▶ _Work instructions_: Restate every entry verbatim; drop the pictures.

........

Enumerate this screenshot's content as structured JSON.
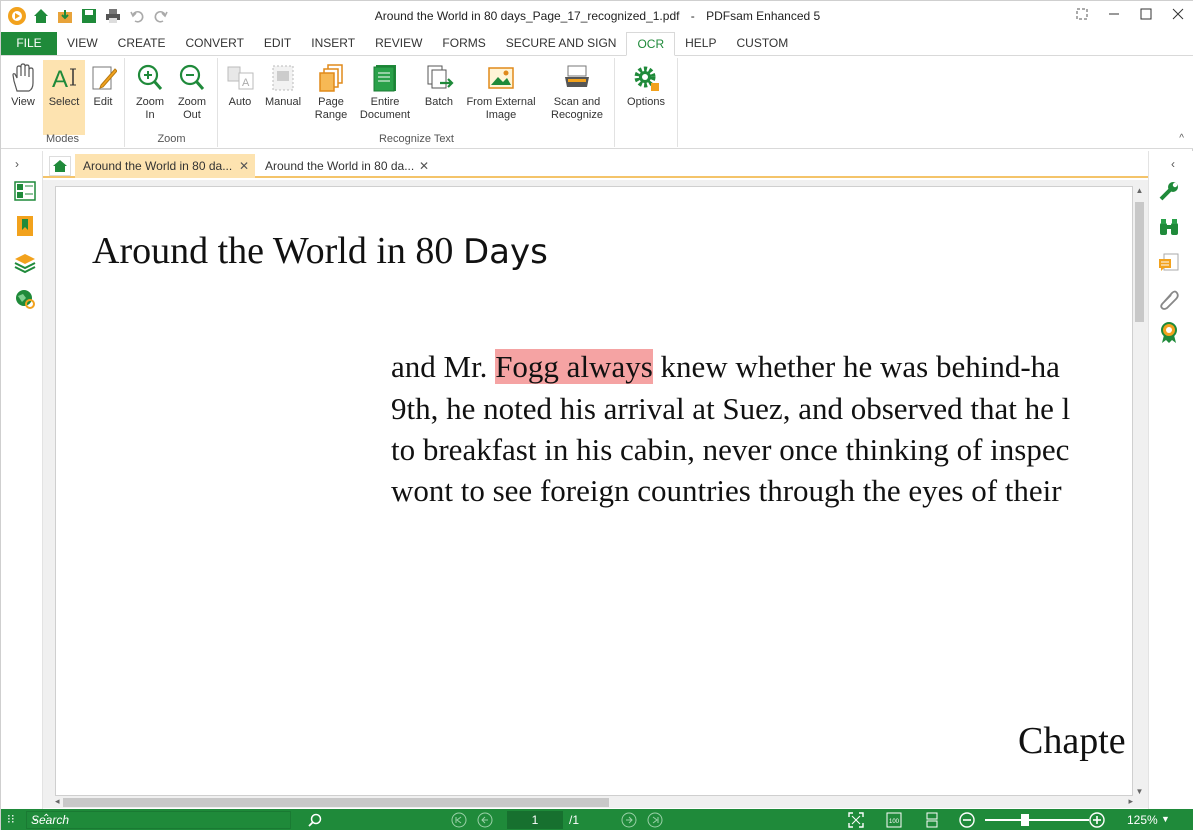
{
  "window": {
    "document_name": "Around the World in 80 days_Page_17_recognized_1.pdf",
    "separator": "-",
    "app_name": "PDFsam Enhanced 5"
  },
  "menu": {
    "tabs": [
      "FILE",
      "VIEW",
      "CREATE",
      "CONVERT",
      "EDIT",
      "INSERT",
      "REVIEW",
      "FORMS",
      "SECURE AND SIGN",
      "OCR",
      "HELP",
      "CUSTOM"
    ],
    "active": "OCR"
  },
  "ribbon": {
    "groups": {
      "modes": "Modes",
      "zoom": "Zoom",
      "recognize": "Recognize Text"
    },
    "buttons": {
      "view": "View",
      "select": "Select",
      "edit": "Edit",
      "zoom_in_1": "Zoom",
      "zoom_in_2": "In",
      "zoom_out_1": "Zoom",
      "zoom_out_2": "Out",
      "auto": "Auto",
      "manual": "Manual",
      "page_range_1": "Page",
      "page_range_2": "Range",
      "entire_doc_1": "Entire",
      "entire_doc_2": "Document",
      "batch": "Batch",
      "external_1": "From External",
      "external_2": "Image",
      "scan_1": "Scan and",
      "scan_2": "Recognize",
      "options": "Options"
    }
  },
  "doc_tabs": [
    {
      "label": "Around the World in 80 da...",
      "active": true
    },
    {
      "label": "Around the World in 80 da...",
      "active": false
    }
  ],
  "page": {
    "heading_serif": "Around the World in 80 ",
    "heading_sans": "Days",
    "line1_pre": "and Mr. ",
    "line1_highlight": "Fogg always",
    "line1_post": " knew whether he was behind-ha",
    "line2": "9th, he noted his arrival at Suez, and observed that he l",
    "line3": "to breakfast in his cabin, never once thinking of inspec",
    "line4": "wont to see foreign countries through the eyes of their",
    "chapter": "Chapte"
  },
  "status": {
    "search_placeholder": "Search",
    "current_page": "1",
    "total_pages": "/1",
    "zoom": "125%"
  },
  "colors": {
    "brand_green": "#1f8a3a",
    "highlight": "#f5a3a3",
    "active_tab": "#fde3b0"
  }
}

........

▶ _Answer box_:
Enumerate this screenshot's content as structured JSON.
{
  "window": {
    "document_name": "Around the World in 80 days_Page_17_recognized_1.pdf",
    "separator": "-",
    "app_name": "PDFsam Enhanced 5"
  },
  "menu": {
    "tabs": [
      "FILE",
      "VIEW",
      "CREATE",
      "CONVERT",
      "EDIT",
      "INSERT",
      "REVIEW",
      "FORMS",
      "SECURE AND SIGN",
      "OCR",
      "HELP",
      "CUSTOM"
    ],
    "active": "OCR"
  },
  "ribbon": {
    "groups": {
      "modes": "Modes",
      "zoom": "Zoom",
      "recognize": "Recognize Text"
    },
    "buttons": {
      "view": "View",
      "select": "Select",
      "edit": "Edit",
      "zoom_in_1": "Zoom",
      "zoom_in_2": "In",
      "zoom_out_1": "Zoom",
      "zoom_out_2": "Out",
      "auto": "Auto",
      "manual": "Manual",
      "page_range_1": "Page",
      "page_range_2": "Range",
      "entire_doc_1": "Entire",
      "entire_doc_2": "Document",
      "batch": "Batch",
      "external_1": "From External",
      "external_2": "Image",
      "scan_1": "Scan and",
      "scan_2": "Recognize",
      "options": "Options"
    }
  },
  "doc_tabs": [
    {
      "label": "Around the World in 80 da...",
      "active": true
    },
    {
      "label": "Around the World in 80 da...",
      "active": false
    }
  ],
  "page": {
    "heading_serif": "Around the World in 80 ",
    "heading_sans": "Days",
    "line1_pre": "and Mr. ",
    "line1_highlight": "Fogg always",
    "line1_post": " knew whether he was behind-ha",
    "line2": "9th, he noted his arrival at Suez, and observed that he l",
    "line3": "to breakfast in his cabin, never once thinking of inspec",
    "line4": "wont to see foreign countries through the eyes of their",
    "chapter": "Chapte"
  },
  "status": {
    "search_placeholder": "Search",
    "current_page": "1",
    "total_pages": "/1",
    "zoom": "125%"
  },
  "colors": {
    "brand_green": "#1f8a3a",
    "highlight": "#f5a3a3",
    "active_tab": "#fde3b0"
  }
}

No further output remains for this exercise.